'''
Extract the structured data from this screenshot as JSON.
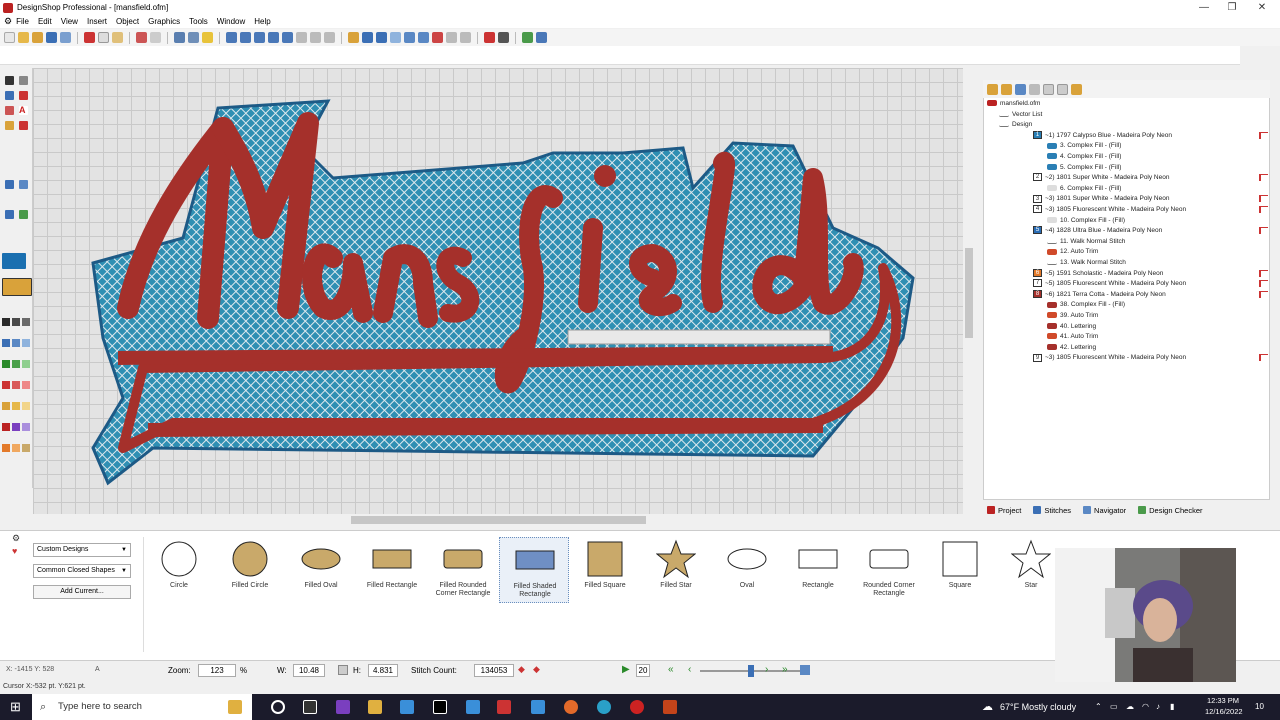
{
  "window": {
    "title": "DesignShop Professional - [mansfield.ofm]",
    "controls": [
      "—",
      "❐",
      "✕"
    ]
  },
  "menu": [
    "File",
    "Edit",
    "View",
    "Insert",
    "Object",
    "Graphics",
    "Tools",
    "Window",
    "Help"
  ],
  "design": {
    "text": "Mansfield",
    "thread_color": "#a5302b",
    "fill_color": "#2f8fb3",
    "outline_color": "#1d5a86"
  },
  "layers": {
    "file": "mansfield.ofm",
    "rows": [
      {
        "label": "Vector List",
        "indent": 1
      },
      {
        "label": "Design",
        "indent": 1
      },
      {
        "swatch": "1",
        "label": "~1) 1797 Calypso Blue - Madeira Poly Neon",
        "indent": 2,
        "color": "#2a7fb5"
      },
      {
        "label": "3. Complex Fill - (Fill)",
        "indent": 3,
        "color": "#2a7fb5"
      },
      {
        "label": "4. Complex Fill - (Fill)",
        "indent": 3,
        "color": "#2a7fb5"
      },
      {
        "label": "5. Complex Fill - (Fill)",
        "indent": 3,
        "color": "#2a7fb5"
      },
      {
        "swatch": "2",
        "label": "~2) 1801 Super White - Madeira Poly Neon",
        "indent": 2,
        "color": "#ffffff"
      },
      {
        "label": "6. Complex Fill - (Fill)",
        "indent": 3,
        "color": "#dddddd"
      },
      {
        "swatch": "3",
        "label": "~3) 1801 Super White - Madeira Poly Neon",
        "indent": 2,
        "color": "#ffffff"
      },
      {
        "swatch": "4",
        "label": "~3) 1805 Fluorescent White - Madeira Poly Neon",
        "indent": 2,
        "color": "#ffffff"
      },
      {
        "label": "10. Complex Fill - (Fill)",
        "indent": 3,
        "color": "#dddddd"
      },
      {
        "swatch": "5",
        "label": "~4) 1828 Ultra Blue - Madeira Poly Neon",
        "indent": 2,
        "color": "#2a6db5"
      },
      {
        "label": "11. Walk Normal Stitch",
        "indent": 3,
        "color": ""
      },
      {
        "label": "12. Auto Trim",
        "indent": 3,
        "color": "#d04a2a"
      },
      {
        "label": "13. Walk Normal Stitch",
        "indent": 3,
        "color": ""
      },
      {
        "swatch": "6",
        "label": "~5) 1591 Scholastic - Madeira Poly Neon",
        "indent": 2,
        "color": "#e37a2a"
      },
      {
        "swatch": "7",
        "label": "~5) 1805 Fluorescent White - Madeira Poly Neon",
        "indent": 2,
        "color": "#ffffff"
      },
      {
        "swatch": "8",
        "label": "~6) 1821 Terra Cotta - Madeira Poly Neon",
        "indent": 2,
        "color": "#a5302b"
      },
      {
        "label": "38. Complex Fill - (Fill)",
        "indent": 3,
        "color": "#a5302b"
      },
      {
        "label": "39. Auto Trim",
        "indent": 3,
        "color": "#d04a2a"
      },
      {
        "label": "40. Lettering",
        "indent": 3,
        "color": "#a5302b"
      },
      {
        "label": "41. Auto Trim",
        "indent": 3,
        "color": "#d04a2a"
      },
      {
        "label": "42. Lettering",
        "indent": 3,
        "color": "#a5302b"
      },
      {
        "swatch": "9",
        "label": "~3) 1805 Fluorescent White - Madeira Poly Neon",
        "indent": 2,
        "color": "#ffffff"
      }
    ]
  },
  "panel_tabs": [
    "Project",
    "Stitches",
    "Navigator",
    "Design Checker"
  ],
  "shapes": {
    "category": "Custom Designs",
    "subcategory": "Common Closed Shapes",
    "add_button": "Add Current...",
    "items": [
      "Circle",
      "Filled Circle",
      "Filled Oval",
      "Filled Rectangle",
      "Filled Rounded Corner Rectangle",
      "Filled Shaded Rectangle",
      "Filled Square",
      "Filled Star",
      "Oval",
      "Rectangle",
      "Rounded Corner Rectangle",
      "Square",
      "Star"
    ]
  },
  "status": {
    "coords": "X: -1415  Y: 528",
    "extra": "A",
    "zoom_label": "Zoom:",
    "zoom_value": "123",
    "zoom_unit": "%",
    "w_label": "W:",
    "w_value": "10.48",
    "h_label": "H:",
    "h_value": "4.831",
    "stitch_label": "Stitch Count:",
    "stitch_value": "134053",
    "speed_value": "20",
    "cursor": "Cursor X:-532 pt. Y:621 pt."
  },
  "taskbar": {
    "search_placeholder": "Type here to search",
    "weather": "67°F  Mostly cloudy",
    "time": "12:33 PM",
    "date": "12/16/2022",
    "notif": "10"
  }
}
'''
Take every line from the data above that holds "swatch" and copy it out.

Task answer
        "swatch": "1",
        "swatch": "2",
        "swatch": "3",
        "swatch": "4",
        "swatch": "5",
        "swatch": "6",
        "swatch": "7",
        "swatch": "8",
        "swatch": "9",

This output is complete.